Suh was one of two South Korean envoys who visited the White House to brief Trump on their meeting with Kim Jong Un in Pyongyang — which led to the president’s impromptu decision to accept Kim’s invitation.

For Pompeo, who now has an office at the State Department, the choice to use the intelligence channel was mostly a convenience — allowing him to be involved in the planning while he awaited his move to the State Department.

Still, some officials expressed concern about the CIA’s taking the lead in orchestrating a leader-to-leader meeting — work that would normally be the province of the State Department. It is not clear that Pompeo took anyone from the State Department with him to North Korea.

The intelligence officials on the North Korean side, they said, are shadowy figures, not least Kim Yong Chol himself, who is accused of masterminding the torpedo attack that sank a South Korean navy ship in 2010, killing 46 sailors, and a deadly artillery attack on a South Korean island.

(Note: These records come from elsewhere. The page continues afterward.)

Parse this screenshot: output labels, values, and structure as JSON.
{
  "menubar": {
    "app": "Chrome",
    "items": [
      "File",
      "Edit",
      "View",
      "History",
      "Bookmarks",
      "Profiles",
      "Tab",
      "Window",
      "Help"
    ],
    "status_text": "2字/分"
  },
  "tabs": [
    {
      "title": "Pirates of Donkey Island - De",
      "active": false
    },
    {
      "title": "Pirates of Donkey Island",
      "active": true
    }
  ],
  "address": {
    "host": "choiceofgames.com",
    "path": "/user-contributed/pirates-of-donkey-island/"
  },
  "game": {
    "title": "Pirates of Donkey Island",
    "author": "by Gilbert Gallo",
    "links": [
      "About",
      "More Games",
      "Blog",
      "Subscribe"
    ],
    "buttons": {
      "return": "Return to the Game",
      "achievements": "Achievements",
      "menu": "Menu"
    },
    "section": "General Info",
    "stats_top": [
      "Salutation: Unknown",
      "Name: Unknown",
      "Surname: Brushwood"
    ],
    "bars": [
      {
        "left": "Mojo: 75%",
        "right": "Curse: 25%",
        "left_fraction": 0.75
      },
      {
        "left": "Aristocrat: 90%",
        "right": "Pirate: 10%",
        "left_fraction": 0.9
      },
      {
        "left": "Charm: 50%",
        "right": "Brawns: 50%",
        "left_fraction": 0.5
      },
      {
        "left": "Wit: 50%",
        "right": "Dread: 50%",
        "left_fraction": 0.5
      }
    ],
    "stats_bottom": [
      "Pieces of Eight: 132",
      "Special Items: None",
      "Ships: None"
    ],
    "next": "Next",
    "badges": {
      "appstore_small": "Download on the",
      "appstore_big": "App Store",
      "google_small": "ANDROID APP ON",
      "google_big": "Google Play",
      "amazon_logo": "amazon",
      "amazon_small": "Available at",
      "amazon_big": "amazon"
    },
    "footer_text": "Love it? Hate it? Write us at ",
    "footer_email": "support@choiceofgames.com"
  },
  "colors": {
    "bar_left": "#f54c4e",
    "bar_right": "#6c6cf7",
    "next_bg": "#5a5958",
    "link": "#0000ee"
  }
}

The State Department’s role in North Korea dwindled after Trump publicly split with Tillerson over his efforts to open a diplomatic channel to the North, initially to obtain the release of the three Americans but also to set the stage for a broader negotiation.

In October, while Tillerson was in Beijing, Trump tweeted, “I told Rex Tillerson, our wonderful Secretary of State, that he is wasting his time trying to negotiate with Little Rocket Man…”

The State Department recently lost its chief North Korea negotiator, Joseph Yun, who retired from the Foreign Service, in part because of his frustration with his agency’s diminished role.

The timing of Tillerson’s departure, officials said, was not coincidental. Trump wanted to have Pompeo in place to handle an opening to North Korea. But Pompeo has expressed extremely hawkish views about North Korea, suggesting last summer that the United States should push for regime change.

“It would be a great thing to denuclearize the peninsula, to get those weapons off of that, but the thing that is most dangerous about it is the character who holds the control over them today,” Pompeo said at the Aspen Security Forum.

“So from the administration’s perspective, the most important thing we can do is separate those two. Right?” he said. “Separate capacity and someone who might well have intent and break those two apart.”

Last week, Pompeo insisted to the Senate Foreign Relations Committee that he had never advocated for regime change.

“Just to be clear, my role as a diplomat is to make sure that we never get to a place where we have to confront the difficult situation in Korea that this country has been headed for now for a couple of decades,” he added.

This article originally appeared in The New York Times.

MARK LANDLER © 2018 The New York Times